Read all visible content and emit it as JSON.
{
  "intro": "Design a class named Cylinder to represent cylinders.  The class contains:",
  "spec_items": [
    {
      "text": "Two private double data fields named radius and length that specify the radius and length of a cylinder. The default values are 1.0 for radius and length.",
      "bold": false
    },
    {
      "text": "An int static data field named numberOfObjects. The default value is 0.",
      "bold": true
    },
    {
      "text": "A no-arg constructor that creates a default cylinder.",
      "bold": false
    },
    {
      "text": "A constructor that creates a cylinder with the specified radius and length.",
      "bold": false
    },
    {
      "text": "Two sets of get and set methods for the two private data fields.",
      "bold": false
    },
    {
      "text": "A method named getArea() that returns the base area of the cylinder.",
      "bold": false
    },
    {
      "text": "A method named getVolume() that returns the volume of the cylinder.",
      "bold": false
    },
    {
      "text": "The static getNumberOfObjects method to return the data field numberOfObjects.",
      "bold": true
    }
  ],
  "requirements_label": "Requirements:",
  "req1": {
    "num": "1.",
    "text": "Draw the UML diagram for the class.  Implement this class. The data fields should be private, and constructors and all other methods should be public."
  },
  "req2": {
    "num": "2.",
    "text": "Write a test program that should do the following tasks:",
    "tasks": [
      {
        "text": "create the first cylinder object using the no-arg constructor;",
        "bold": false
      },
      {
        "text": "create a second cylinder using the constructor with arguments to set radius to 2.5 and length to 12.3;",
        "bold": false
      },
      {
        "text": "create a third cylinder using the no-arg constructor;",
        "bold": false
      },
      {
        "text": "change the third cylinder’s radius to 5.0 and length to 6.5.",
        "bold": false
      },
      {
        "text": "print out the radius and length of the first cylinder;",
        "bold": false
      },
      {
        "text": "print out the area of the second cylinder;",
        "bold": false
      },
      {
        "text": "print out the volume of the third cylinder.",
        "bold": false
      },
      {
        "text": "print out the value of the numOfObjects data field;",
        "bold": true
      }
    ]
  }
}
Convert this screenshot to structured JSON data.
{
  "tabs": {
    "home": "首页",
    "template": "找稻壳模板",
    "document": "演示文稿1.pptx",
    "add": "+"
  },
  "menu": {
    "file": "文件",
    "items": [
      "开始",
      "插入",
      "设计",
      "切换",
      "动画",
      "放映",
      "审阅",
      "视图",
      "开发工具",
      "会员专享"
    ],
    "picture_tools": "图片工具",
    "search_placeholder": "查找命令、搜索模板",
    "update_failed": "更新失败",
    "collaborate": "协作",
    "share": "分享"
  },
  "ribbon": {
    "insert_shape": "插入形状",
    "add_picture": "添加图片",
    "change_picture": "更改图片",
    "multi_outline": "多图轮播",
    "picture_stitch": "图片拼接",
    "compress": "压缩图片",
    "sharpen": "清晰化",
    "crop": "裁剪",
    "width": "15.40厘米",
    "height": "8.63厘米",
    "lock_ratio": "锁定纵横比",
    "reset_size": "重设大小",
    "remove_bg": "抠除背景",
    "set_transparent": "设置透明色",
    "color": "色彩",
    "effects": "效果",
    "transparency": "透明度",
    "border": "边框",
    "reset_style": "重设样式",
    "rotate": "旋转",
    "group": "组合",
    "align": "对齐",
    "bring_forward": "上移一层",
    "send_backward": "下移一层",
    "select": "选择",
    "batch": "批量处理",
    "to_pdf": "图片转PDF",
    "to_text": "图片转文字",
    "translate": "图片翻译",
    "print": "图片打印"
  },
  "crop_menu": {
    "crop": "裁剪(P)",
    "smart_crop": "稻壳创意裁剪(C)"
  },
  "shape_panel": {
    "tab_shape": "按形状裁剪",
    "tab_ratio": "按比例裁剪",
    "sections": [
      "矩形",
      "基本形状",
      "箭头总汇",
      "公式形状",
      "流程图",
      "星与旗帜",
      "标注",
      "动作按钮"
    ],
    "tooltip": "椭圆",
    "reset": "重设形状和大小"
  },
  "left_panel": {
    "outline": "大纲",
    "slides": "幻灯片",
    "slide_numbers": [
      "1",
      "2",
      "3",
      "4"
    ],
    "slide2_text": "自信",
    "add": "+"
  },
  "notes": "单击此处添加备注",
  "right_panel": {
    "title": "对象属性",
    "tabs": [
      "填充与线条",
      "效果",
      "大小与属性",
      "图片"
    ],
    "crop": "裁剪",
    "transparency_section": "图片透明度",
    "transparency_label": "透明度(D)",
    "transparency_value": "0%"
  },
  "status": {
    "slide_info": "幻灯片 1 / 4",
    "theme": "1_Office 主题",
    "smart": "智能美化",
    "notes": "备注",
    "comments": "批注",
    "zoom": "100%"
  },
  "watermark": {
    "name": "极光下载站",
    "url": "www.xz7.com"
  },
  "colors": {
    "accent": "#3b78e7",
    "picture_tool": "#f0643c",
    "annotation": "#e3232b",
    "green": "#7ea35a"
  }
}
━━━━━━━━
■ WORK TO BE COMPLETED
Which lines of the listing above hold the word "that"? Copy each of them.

■ SOLUTION
      "text": "Two private double data fields named radius and length that specify the radius and length of a cylinder. The default values are 1.0 for radius and length.",
      "text": "A no-arg constructor that creates a default cylinder.",
      "text": "A constructor that creates a cylinder with the specified radius and length.",
      "text": "A method named getArea() that returns the base area of the cylinder.",
      "text": "A method named getVolume() that returns the volume of the cylinder.",
    "text": "Write a test program that should do the following tasks:",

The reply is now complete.